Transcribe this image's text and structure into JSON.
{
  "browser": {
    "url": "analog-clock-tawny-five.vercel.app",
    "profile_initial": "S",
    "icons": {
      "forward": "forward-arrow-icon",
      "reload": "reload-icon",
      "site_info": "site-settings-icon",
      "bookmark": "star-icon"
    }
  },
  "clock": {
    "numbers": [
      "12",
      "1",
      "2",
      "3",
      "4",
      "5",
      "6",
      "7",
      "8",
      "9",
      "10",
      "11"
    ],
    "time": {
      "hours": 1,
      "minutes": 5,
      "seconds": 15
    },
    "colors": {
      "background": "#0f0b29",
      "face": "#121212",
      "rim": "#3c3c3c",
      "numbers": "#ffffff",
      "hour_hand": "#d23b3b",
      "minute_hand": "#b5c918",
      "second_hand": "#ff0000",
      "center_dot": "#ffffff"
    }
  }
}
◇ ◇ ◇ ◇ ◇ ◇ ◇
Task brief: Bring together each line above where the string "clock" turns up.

Result:
    "url": "analog-clock-tawny-five.vercel.app",
  "clock": {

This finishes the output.